We're at Children's now. We've been kicked out while he gets his TEE. The experience here so far has gotten my irish up a notch. We're dealing with a fussy, over-tired, hungry baby and have had all the fun of saying the same thing fifty-eight times since this is a teaching hospital. Real fun. He especially enjoyed mommy being distracted and not be able to attend to him fully. Not. They have all been told of his anxiety over medical personnel. He's even a little freaked out by Greg right now. He senses Greg's worry and is very difficult to console. I finally got him to sleep a little after 3 I guess and had him laying peacefully in the bed. This was quite a feat. They come in to start the procedure and are prepping, etc. and I repeat that it would be best to get some sedation on board before doing anything to him or "going at him" with any equipment. I remind them that he is just sleeping and not sedated. I am assured that this will be the case and then sure enough, somebody orders the Respiratory therapist to shove a nasal cannula in his nose! He immediately awakens and starts getting hysterical. There was some debate about what to give him and when. One lady who I don't want to ever come near my son again kept wanting to wait and the fellow kept saying give him something. It was ridiculous. Meanwhile, his little mental issue with hospitals is exploding. They ended up having to give him three drugs before he would settle down and sleep. Greg said earlier that he was to be given a general anesthesia. That was not the case. He was given versed and fentanyl which he "laughed at" according to them. The brought a full dose of something bigger (can't remember right now) on board and he immediately de-satted down to 80! This is a kid who never goes below 97. The lady I don't like wants the cannula placed at that time to help him out and the nurse hadn't yet noticed him desatting so she said she wanted to give him a minute to get fully asleep. That's when the fellow urgently said to get the mask and mask him. Slowly he climbed back up. It was the scariest, most disorganized, lack of communication cluster I have ever witnessed. It took awhile for me to calm down.

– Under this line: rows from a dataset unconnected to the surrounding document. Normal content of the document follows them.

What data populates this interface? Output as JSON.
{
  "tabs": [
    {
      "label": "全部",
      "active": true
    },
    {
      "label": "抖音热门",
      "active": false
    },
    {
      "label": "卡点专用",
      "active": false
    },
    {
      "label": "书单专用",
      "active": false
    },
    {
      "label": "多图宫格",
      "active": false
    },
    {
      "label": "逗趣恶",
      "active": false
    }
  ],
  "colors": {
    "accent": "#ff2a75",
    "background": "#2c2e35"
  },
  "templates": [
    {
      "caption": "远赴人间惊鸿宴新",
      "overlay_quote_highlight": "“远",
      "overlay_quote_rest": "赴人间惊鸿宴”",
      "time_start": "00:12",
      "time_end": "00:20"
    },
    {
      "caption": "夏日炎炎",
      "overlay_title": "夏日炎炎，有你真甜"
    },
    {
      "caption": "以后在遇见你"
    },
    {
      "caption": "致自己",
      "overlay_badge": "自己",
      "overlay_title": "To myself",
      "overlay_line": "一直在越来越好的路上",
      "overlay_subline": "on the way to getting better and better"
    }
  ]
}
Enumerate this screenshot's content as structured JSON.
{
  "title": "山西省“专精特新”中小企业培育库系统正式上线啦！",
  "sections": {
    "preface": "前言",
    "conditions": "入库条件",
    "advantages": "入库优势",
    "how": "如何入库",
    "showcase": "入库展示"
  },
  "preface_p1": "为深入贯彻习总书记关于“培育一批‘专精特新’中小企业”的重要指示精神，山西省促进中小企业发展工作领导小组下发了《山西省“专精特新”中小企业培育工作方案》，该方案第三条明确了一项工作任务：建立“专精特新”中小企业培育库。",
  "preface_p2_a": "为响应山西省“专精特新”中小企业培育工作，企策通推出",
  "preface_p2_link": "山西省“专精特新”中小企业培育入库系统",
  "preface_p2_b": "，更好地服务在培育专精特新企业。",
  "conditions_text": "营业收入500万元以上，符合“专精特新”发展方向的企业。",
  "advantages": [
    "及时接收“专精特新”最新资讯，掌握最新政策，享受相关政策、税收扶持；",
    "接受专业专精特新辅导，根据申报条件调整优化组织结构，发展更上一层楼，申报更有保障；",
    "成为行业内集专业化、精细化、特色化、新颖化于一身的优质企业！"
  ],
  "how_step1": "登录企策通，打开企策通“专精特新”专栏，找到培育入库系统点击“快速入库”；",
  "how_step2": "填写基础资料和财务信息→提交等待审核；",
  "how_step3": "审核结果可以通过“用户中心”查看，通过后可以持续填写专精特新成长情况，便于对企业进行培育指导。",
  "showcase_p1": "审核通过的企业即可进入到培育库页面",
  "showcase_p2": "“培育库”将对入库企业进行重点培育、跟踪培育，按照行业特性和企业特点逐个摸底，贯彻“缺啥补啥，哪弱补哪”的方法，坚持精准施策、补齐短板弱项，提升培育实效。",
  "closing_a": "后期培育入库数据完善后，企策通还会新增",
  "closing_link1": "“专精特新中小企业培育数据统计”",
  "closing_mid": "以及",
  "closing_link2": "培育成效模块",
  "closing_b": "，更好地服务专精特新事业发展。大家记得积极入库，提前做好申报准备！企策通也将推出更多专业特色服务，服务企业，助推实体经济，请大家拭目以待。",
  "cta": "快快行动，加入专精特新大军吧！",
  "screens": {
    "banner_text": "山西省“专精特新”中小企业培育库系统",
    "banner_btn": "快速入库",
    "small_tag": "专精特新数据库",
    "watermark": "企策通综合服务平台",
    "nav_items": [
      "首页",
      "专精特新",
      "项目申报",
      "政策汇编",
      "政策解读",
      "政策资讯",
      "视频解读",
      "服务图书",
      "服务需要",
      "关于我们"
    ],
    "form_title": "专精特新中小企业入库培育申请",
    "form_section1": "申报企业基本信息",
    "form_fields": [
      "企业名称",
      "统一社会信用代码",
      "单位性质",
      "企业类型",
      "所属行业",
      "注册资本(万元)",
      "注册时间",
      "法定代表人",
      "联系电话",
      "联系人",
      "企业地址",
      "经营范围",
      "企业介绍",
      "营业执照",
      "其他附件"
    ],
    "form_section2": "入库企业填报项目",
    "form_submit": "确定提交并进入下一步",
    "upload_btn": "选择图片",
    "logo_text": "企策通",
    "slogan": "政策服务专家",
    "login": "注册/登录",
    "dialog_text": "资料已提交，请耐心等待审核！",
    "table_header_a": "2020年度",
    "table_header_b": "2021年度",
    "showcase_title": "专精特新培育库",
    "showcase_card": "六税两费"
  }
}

Dr. Van Hare just came out to talk to us and we went back to see our boy. Dr. Van Hare is very close with Dr. Bromberg and has been here for 9 months. He spent 10 years at Stanford working with Dr. Hanley and is very good. Those that work with the elite guys are good. That helps. He is also an electrophysiologist so he would be involved even if he weren't the cardiologist on call, like he is this weekend. Everything went well and they did the TEE. No clots were visible. He tried to convert him like Dr. Bromberg did, also unsuccessful. Then he went ahead with the cardioversion (shock) and it took on the first try. He changed the settings on his pacer and if he goes into flutter again it should pick it up right away. There is some talk and some debate about what to watch for when we leave, but they are thinking they want to watch his LV function over the next couple of days and then hopefully go home to fully recover. Most, not all, people who are in chronic Atrial Flutter, like Connie, fully regain ventricular function. That is our hope and our goal. We also have to look at controlling the flutter and it's recurrence. Dr. Van Hare said that, while it would be difficult, he thinks Connie actually needs an ablation done. This is the procedure that is done in the cath lab where they go in the leg and find and destroy the electrical circuits that are causing the flutter. Dr. Bromberg had told us that this would be better to do when Connie was 8 or 9, that it is next to impossible to do it in very small hearts. We'll wait and see what the frequency will be for this to recur and go from there. Dr. Van Hare said that there is some promising stuff going on here at Wash U where they are using magnets to guide the catheter to where they need it, but he hasn't actually done one on a kid who's had a Senning or a Mustard. Senning is the name for part of the surgery that Connie had and the reason that he has this complication called Atrial Flutter.
So, now we are waiting for Bon Bon to wake up. He'll be groggy for awhile. Then we'll want to start backing off the milrinone soon and see how he does, keeping an eye on the function. Then we'll tweak meds and come home in a few days probably. It could take two weeks to two months (knowing Connie maybe even longer) for him to fully recover his heart function, that is, the ability his heart has to squeeze.
At Children's, they don't allow phones in the CVICU and no computer access either. One parent is allowed to stay bedside overnight and one in the parent lounge. Greg will probably go let the dog out and get some stuff and then come back tonight. We'll try to update again after Connie is awake to let you know how he's handling all this. He's been so brave. The updates and phone calls can only be made if two of us are here and one can stay with him while one goes out to update. So just know that we want to keep you all informed on the latest, but it is difficult right now. We don't want to leave him. They are very strict on visitation policies here so for now we'll have to keep everyone updated via email/phone.
Thanks for the prayers. The big picture and blessing is that God is working to heal Connie's heart. The frustration and communication problems are pretty small in comparison.